▶ [Supplied records]:
--------------------------------------------------
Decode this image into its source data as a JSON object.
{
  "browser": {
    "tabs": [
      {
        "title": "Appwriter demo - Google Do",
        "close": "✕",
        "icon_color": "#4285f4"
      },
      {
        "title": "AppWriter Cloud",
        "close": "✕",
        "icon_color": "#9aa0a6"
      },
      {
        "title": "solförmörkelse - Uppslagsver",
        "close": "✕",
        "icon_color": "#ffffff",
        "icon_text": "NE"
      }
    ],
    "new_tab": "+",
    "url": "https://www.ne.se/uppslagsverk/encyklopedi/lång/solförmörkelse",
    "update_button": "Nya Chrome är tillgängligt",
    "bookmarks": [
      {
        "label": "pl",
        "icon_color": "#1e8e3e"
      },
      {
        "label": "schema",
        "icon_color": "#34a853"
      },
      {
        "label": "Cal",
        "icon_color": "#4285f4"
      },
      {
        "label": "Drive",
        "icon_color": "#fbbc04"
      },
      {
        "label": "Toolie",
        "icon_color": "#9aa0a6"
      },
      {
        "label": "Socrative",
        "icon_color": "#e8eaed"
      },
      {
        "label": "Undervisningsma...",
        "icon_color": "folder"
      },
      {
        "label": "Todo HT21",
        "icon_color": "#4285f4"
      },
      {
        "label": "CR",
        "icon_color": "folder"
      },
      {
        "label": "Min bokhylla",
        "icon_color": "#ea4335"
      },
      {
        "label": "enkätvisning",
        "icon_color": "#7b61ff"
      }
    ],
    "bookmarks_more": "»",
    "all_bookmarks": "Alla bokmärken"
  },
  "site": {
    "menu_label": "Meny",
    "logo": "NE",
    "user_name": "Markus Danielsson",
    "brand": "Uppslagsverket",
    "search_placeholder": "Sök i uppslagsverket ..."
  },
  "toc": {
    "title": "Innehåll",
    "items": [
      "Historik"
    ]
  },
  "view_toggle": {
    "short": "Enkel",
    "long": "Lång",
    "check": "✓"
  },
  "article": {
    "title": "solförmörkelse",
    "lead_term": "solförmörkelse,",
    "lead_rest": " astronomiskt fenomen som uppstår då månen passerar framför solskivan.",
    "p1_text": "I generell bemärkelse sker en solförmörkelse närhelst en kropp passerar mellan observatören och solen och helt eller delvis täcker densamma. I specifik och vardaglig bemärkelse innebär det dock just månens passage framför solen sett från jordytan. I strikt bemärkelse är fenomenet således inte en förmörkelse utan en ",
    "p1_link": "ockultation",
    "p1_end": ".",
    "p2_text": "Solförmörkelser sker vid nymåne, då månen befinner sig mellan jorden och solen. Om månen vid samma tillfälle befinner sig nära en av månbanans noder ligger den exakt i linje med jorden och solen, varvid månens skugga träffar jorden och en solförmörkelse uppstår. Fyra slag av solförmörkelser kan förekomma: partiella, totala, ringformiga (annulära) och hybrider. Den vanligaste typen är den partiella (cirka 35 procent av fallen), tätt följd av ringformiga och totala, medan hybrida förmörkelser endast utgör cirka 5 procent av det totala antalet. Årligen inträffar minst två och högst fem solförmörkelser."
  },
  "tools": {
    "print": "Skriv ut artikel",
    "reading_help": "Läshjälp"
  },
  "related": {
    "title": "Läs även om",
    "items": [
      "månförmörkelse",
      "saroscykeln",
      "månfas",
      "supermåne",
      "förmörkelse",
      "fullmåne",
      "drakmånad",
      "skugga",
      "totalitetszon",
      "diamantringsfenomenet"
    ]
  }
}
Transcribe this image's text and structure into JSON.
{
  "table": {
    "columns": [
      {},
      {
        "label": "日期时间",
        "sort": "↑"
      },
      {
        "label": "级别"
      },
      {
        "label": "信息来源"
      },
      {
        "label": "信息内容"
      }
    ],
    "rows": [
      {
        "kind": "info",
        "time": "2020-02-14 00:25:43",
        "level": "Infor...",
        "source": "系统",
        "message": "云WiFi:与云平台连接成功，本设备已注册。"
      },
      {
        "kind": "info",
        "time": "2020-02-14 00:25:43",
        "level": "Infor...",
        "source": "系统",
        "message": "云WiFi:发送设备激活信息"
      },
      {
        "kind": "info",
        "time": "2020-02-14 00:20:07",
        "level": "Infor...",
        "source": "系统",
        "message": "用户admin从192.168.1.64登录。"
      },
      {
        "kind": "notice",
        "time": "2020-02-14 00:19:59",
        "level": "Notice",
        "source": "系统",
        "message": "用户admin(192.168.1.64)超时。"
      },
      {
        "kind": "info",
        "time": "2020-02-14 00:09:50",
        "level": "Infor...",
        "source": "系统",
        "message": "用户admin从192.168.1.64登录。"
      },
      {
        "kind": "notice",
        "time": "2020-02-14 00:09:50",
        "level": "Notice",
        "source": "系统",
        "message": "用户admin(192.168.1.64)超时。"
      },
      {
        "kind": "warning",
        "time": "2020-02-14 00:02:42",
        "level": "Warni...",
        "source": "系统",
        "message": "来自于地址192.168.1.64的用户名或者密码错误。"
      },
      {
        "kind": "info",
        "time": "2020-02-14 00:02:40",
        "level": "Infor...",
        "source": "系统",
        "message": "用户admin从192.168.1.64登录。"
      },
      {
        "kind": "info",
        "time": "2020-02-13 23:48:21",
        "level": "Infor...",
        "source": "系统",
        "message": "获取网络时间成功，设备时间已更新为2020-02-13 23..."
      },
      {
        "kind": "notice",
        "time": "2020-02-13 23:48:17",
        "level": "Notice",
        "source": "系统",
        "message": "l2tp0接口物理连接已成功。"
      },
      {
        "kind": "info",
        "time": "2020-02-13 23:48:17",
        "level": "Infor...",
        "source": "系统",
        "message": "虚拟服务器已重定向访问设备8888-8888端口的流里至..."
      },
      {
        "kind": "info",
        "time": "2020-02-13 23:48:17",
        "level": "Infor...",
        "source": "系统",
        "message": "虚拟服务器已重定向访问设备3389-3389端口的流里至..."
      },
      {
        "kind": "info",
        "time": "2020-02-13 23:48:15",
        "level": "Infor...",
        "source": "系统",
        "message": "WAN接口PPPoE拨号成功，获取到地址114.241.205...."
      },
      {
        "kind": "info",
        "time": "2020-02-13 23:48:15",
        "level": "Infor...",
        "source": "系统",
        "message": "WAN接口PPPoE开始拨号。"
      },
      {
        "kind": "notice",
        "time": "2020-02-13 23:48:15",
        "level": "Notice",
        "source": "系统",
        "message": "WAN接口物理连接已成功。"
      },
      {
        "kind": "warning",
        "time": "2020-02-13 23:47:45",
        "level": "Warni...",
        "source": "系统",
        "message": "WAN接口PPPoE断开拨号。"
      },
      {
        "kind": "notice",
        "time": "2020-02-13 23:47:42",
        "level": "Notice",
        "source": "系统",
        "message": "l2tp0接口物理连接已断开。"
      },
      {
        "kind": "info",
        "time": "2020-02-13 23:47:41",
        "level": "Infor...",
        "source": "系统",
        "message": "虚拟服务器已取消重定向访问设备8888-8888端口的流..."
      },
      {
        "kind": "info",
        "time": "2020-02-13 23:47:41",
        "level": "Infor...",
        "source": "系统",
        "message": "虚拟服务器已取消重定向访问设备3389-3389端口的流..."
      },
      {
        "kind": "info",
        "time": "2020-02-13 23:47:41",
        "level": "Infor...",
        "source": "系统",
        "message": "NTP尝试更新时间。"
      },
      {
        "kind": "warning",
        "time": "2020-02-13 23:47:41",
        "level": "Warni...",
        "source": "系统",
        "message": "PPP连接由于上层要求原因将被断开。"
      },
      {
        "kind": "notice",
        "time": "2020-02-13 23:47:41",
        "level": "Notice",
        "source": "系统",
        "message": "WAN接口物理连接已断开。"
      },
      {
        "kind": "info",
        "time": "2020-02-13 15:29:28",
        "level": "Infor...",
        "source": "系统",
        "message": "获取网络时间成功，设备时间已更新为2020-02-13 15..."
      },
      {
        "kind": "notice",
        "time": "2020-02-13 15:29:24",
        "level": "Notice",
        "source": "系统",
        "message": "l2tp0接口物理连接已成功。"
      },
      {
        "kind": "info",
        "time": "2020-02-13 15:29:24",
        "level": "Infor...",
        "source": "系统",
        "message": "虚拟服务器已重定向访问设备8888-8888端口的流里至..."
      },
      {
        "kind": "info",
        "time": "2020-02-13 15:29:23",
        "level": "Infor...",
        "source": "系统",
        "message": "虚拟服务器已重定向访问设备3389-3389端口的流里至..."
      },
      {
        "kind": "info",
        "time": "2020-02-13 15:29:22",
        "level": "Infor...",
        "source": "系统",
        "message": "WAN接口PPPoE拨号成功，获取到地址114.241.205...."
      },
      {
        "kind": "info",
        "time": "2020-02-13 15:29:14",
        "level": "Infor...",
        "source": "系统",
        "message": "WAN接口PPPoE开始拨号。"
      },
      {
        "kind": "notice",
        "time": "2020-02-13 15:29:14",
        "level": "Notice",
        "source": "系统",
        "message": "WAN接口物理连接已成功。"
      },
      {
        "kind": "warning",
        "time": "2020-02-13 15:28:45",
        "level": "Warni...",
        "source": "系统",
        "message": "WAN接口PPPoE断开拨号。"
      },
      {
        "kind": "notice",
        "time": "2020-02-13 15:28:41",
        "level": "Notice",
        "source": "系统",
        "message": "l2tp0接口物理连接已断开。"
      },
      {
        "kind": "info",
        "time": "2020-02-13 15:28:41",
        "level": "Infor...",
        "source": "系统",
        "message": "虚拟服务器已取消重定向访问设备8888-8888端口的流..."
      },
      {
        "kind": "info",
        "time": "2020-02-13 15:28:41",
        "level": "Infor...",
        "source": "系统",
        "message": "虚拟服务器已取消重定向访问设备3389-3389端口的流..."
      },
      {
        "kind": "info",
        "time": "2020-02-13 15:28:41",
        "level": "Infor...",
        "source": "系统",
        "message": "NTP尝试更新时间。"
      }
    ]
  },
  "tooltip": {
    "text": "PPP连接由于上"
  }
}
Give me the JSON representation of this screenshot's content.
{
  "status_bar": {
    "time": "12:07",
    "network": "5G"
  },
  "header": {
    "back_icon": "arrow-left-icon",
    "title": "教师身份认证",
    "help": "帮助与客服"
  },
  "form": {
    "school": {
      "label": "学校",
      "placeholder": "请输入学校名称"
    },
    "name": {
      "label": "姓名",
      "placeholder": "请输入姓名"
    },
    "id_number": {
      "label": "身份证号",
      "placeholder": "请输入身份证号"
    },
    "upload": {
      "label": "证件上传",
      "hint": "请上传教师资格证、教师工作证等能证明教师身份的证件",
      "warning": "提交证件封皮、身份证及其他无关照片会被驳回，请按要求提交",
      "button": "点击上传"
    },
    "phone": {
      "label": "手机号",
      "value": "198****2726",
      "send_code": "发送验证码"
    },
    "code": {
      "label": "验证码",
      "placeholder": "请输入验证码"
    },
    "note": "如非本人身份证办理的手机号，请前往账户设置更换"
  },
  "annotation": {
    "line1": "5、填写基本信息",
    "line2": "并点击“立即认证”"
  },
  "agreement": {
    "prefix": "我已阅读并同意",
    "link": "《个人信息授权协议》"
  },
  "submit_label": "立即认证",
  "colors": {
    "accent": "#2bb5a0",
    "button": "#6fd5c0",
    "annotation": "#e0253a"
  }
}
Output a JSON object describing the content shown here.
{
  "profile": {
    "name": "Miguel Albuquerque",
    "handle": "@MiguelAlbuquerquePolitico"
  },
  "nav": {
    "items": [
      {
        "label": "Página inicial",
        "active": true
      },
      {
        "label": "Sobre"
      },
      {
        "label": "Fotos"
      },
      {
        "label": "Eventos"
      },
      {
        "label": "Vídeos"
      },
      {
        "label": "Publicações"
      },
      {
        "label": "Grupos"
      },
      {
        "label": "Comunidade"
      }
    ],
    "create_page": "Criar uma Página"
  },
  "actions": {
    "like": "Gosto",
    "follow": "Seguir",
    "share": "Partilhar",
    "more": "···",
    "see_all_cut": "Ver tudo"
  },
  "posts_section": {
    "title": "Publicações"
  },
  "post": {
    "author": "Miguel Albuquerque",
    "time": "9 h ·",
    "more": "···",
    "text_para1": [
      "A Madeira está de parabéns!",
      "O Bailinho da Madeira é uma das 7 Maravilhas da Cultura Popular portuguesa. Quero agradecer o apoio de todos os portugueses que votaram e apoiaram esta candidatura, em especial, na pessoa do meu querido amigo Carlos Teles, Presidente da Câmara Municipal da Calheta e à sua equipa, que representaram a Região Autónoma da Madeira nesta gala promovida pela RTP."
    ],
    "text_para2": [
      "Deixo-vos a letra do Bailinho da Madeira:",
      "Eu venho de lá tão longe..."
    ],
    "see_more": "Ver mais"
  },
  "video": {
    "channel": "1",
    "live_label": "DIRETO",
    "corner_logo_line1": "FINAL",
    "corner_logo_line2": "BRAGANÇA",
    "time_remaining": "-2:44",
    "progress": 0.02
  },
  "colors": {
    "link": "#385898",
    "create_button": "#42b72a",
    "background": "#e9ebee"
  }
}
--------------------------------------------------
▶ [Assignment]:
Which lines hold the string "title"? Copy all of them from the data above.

▶ [Result below]:
        "title": "Appwriter demo - Google Do",
        "title": "AppWriter Cloud",
        "title": "solförmörkelse - Uppslagsver",
    "title": "Innehåll",
    "title": "solförmörkelse",
    "title": "Läs även om",
    "title": "教师身份认证",
    "title": "Publicações"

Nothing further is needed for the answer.